BEGIN Input

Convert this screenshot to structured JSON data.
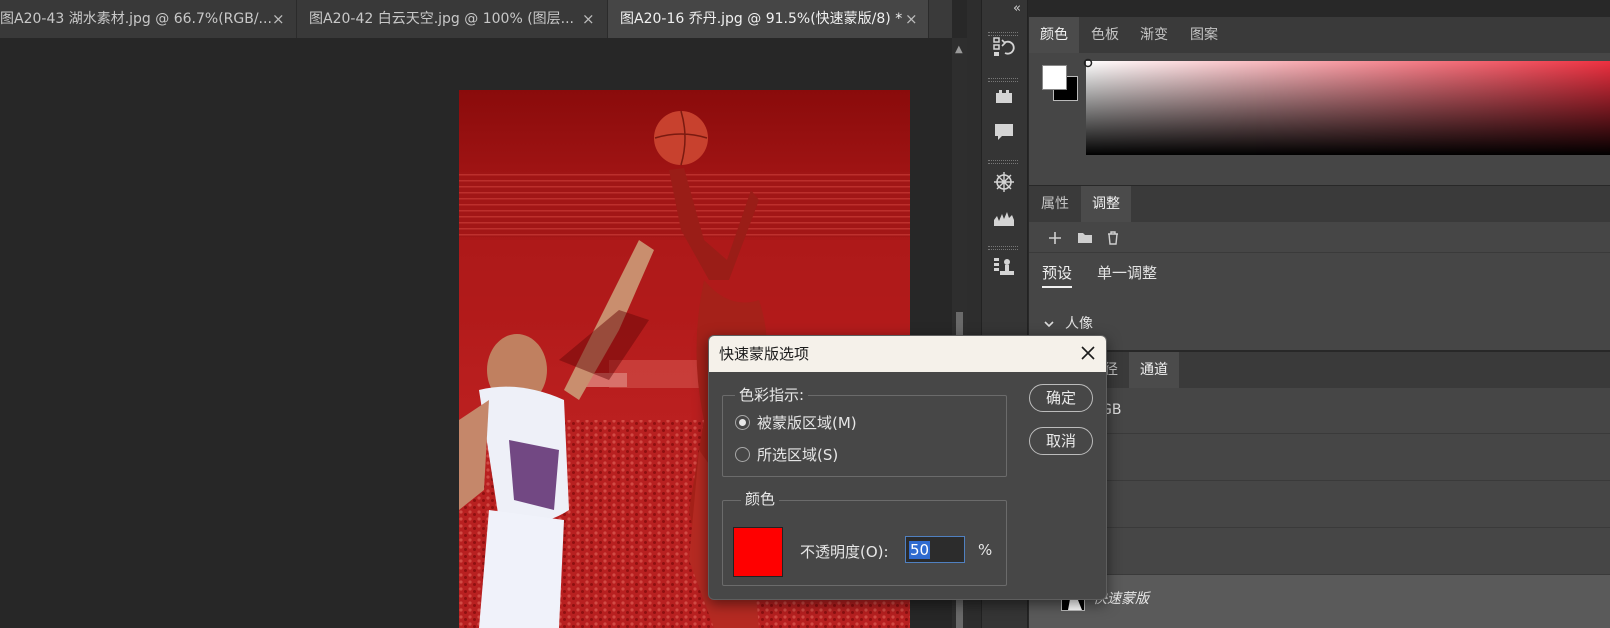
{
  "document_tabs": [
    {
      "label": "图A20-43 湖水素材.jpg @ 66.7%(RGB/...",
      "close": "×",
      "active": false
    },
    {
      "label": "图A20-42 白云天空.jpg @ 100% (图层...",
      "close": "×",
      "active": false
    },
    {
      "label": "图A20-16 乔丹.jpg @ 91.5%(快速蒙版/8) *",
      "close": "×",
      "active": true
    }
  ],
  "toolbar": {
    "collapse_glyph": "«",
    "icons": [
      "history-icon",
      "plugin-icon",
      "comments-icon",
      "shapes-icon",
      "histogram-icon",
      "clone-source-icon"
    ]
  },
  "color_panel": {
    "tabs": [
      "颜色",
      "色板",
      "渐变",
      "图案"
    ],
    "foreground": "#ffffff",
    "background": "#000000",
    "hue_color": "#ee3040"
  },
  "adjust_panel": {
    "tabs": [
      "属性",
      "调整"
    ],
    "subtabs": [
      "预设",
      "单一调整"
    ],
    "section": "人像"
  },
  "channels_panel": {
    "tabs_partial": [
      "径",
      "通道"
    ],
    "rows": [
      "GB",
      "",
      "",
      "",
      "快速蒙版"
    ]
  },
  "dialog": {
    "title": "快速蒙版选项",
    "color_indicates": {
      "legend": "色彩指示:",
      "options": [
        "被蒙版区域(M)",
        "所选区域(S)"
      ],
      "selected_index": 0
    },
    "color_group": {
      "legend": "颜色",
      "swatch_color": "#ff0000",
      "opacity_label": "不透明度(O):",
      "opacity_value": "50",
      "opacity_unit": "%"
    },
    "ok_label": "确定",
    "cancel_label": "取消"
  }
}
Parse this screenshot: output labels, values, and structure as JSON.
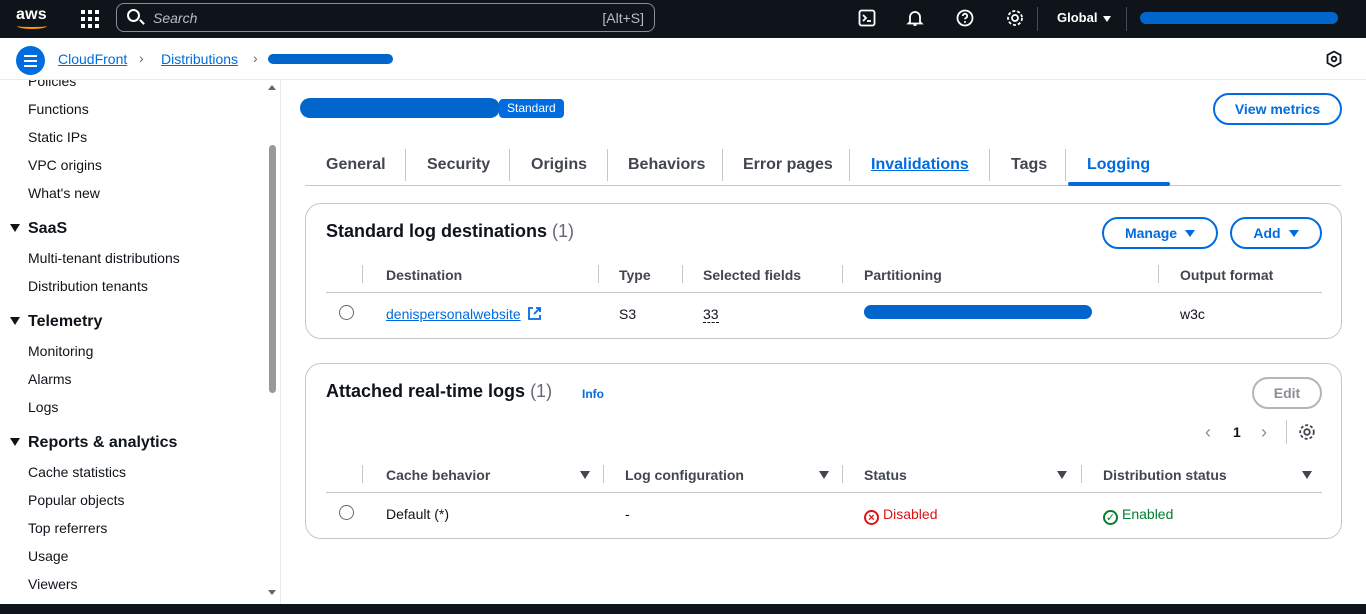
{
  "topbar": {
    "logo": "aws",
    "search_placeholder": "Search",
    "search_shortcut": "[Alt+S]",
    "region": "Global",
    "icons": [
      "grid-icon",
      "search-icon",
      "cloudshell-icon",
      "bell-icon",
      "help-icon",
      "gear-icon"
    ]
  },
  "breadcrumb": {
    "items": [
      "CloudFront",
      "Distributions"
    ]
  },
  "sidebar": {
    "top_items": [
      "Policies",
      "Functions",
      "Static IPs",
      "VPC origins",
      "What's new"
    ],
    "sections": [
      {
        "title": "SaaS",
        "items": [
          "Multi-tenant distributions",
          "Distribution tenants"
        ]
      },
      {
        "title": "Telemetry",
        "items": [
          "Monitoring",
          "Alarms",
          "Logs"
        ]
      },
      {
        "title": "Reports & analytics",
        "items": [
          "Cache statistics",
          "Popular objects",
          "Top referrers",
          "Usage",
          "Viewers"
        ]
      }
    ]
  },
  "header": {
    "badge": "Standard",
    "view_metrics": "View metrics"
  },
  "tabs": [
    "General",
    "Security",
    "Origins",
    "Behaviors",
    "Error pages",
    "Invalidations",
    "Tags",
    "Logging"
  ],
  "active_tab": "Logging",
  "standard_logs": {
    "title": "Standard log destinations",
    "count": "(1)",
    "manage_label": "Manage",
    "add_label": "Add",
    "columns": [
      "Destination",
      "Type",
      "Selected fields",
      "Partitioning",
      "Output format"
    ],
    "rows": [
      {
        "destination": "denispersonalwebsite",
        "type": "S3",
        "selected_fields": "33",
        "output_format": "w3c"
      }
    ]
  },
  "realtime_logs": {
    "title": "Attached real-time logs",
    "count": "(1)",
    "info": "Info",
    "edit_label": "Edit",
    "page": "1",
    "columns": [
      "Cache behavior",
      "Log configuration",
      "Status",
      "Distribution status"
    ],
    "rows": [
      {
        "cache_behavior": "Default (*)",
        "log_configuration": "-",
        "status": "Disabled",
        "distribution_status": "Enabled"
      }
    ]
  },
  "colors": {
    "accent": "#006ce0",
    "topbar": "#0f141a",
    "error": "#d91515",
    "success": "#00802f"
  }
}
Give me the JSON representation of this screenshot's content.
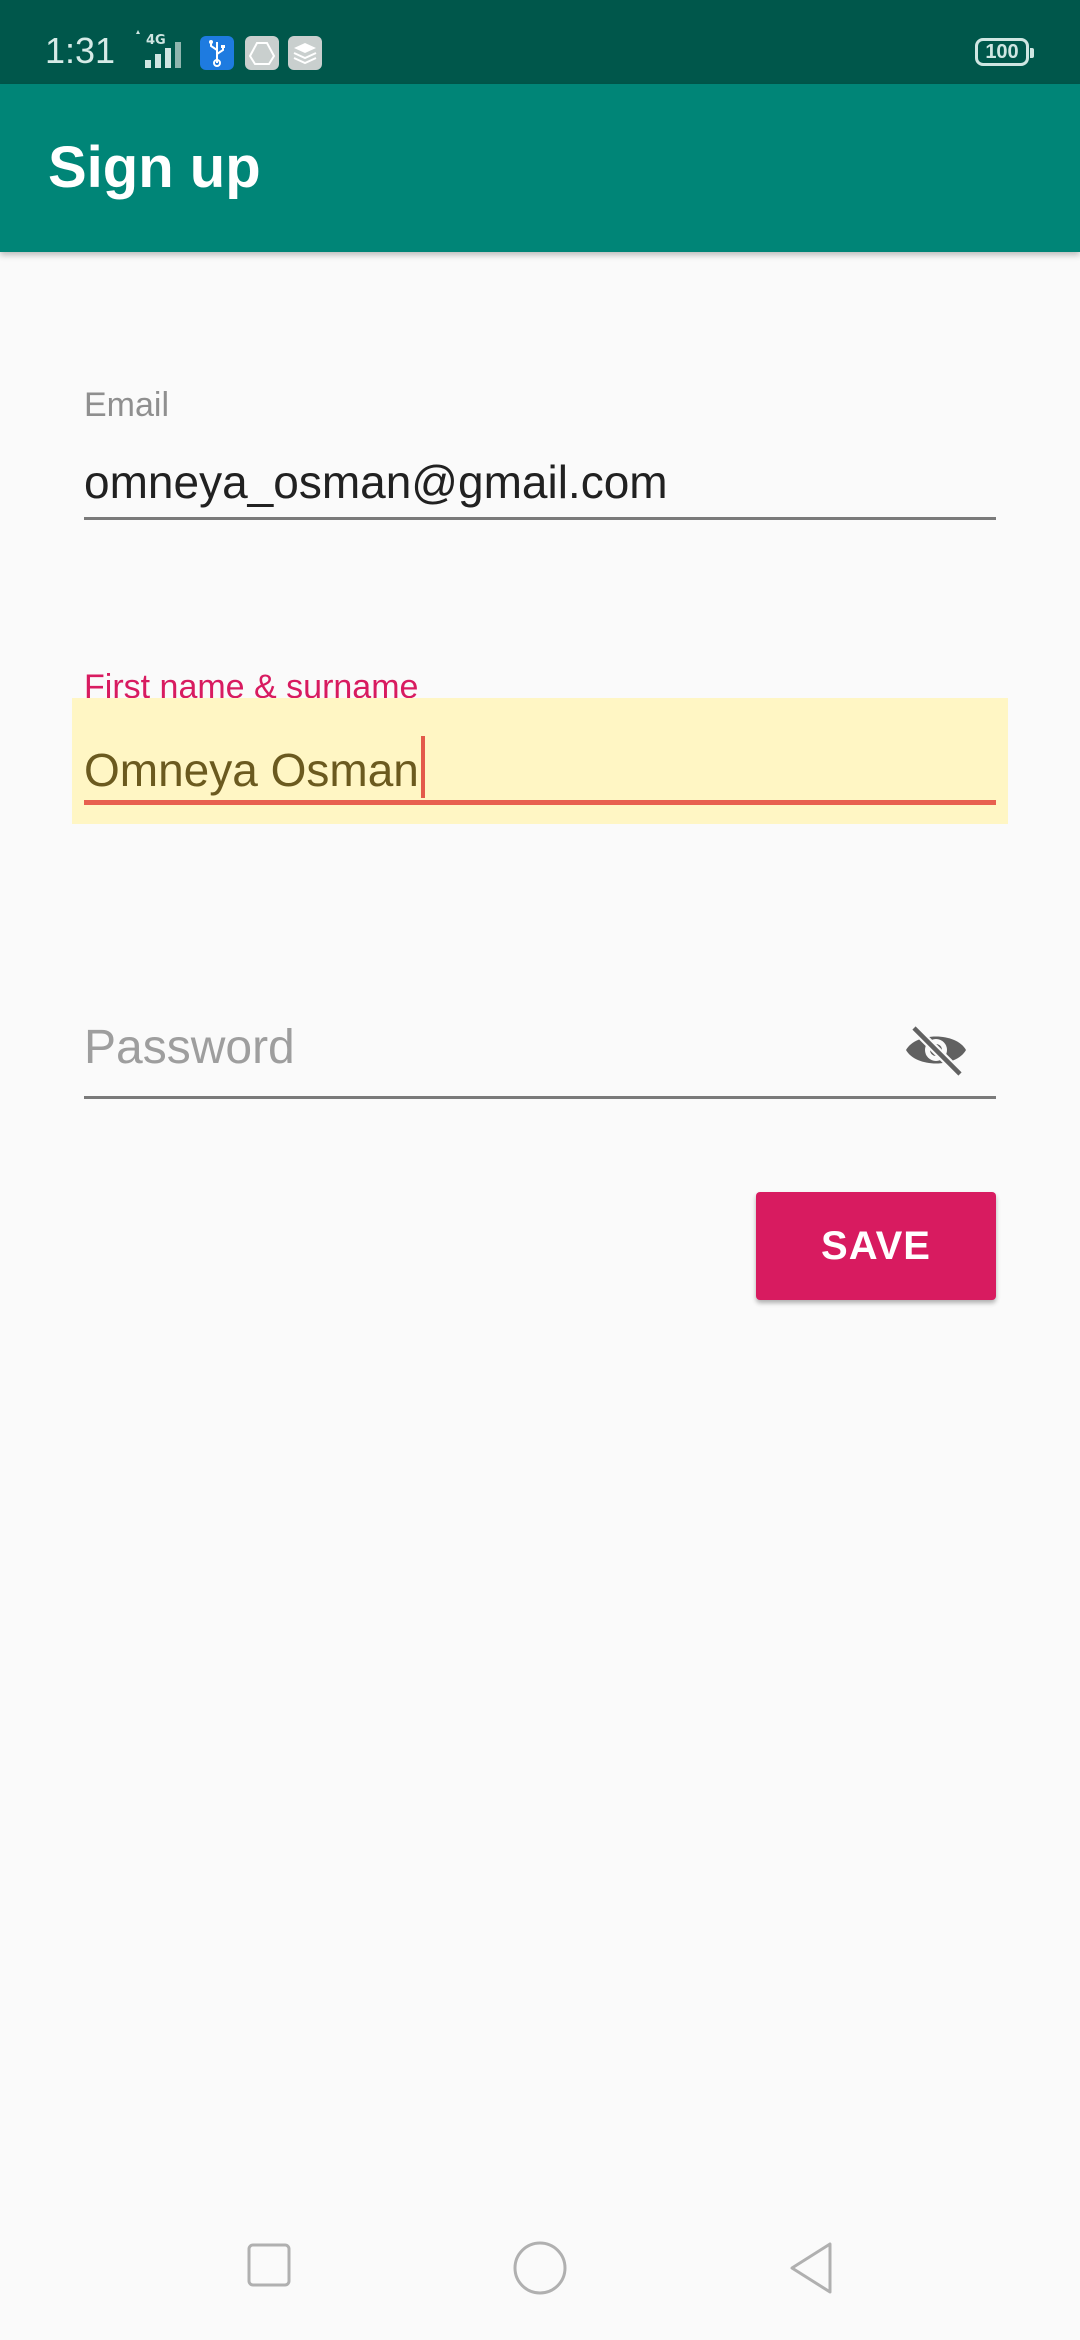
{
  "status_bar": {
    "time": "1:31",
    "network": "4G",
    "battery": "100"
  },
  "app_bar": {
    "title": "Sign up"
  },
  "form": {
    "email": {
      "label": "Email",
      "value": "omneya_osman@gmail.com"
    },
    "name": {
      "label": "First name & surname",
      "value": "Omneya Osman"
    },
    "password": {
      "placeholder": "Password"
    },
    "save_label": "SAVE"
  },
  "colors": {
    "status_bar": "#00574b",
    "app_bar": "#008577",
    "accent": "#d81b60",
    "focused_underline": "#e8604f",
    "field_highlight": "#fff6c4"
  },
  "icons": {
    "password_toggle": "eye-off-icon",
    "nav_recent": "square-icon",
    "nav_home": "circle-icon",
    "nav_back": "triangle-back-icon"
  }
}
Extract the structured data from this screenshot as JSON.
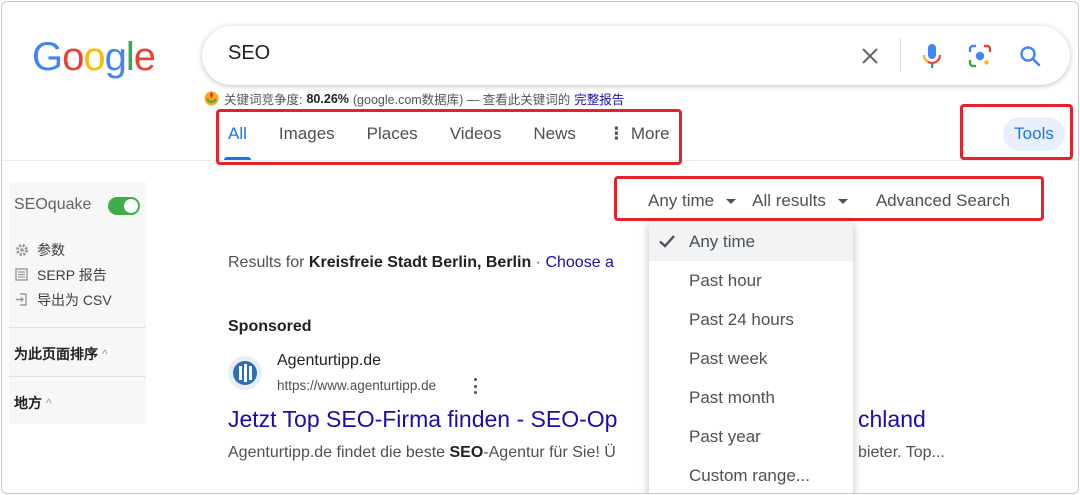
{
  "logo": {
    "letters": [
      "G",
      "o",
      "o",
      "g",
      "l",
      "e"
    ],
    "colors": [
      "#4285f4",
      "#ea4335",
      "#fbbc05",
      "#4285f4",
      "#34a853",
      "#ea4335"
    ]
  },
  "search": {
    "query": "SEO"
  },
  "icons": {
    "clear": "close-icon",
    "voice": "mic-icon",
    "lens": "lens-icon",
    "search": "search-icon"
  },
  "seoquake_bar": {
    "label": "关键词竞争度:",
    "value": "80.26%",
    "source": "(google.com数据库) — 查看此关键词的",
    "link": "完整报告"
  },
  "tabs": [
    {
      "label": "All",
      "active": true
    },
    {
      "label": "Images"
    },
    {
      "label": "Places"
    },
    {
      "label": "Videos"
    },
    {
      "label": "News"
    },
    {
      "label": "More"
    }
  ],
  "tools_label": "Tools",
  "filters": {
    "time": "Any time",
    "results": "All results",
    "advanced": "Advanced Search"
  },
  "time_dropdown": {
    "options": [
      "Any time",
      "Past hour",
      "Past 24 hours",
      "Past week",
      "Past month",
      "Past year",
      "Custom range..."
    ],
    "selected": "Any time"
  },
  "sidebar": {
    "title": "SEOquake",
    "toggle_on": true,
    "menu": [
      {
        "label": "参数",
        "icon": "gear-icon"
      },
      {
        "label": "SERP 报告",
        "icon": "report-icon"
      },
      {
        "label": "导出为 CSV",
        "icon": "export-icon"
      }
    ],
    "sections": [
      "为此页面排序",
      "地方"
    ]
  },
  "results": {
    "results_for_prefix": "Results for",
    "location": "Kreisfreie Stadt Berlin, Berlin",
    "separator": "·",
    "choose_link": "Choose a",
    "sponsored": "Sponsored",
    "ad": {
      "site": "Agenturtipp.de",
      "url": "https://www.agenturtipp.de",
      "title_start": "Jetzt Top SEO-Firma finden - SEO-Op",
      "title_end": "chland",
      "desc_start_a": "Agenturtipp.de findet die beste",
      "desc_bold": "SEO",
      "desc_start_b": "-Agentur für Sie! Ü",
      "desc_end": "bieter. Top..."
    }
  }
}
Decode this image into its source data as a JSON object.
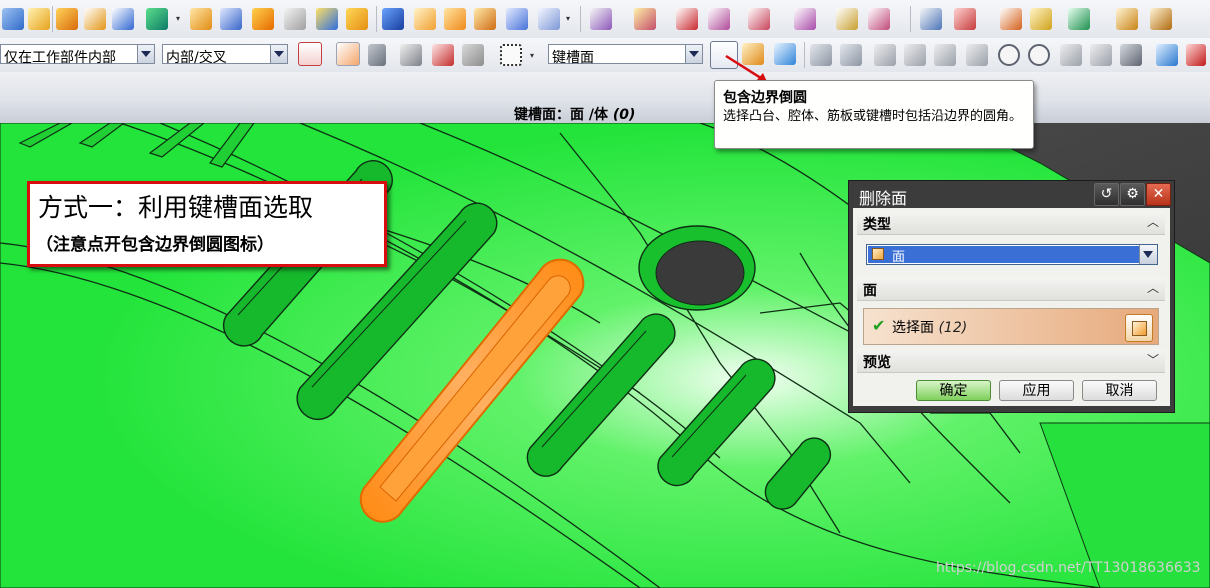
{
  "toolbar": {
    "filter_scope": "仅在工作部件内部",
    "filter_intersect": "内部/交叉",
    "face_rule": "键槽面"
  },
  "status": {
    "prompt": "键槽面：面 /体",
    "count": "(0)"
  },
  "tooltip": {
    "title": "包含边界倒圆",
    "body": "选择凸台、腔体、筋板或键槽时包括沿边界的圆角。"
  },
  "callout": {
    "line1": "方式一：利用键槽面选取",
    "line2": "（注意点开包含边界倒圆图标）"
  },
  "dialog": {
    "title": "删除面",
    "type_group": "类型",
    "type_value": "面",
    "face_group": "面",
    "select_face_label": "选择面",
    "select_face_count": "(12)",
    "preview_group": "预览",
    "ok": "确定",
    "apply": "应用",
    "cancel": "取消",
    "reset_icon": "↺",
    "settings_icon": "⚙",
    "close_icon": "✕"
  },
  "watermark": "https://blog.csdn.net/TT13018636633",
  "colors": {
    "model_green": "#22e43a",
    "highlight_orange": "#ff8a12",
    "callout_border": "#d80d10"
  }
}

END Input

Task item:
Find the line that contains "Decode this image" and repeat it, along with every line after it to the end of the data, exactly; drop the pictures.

Solution:
Decode this image into its source data as a JSON object.
{
  "toolbar": {
    "filter_scope": "仅在工作部件内部",
    "filter_intersect": "内部/交叉",
    "face_rule": "键槽面"
  },
  "status": {
    "prompt": "键槽面：面 /体",
    "count": "(0)"
  },
  "tooltip": {
    "title": "包含边界倒圆",
    "body": "选择凸台、腔体、筋板或键槽时包括沿边界的圆角。"
  },
  "callout": {
    "line1": "方式一：利用键槽面选取",
    "line2": "（注意点开包含边界倒圆图标）"
  },
  "dialog": {
    "title": "删除面",
    "type_group": "类型",
    "type_value": "面",
    "face_group": "面",
    "select_face_label": "选择面",
    "select_face_count": "(12)",
    "preview_group": "预览",
    "ok": "确定",
    "apply": "应用",
    "cancel": "取消",
    "reset_icon": "↺",
    "settings_icon": "⚙",
    "close_icon": "✕"
  },
  "watermark": "https://blog.csdn.net/TT13018636633",
  "colors": {
    "model_green": "#22e43a",
    "highlight_orange": "#ff8a12",
    "callout_border": "#d80d10"
  }
}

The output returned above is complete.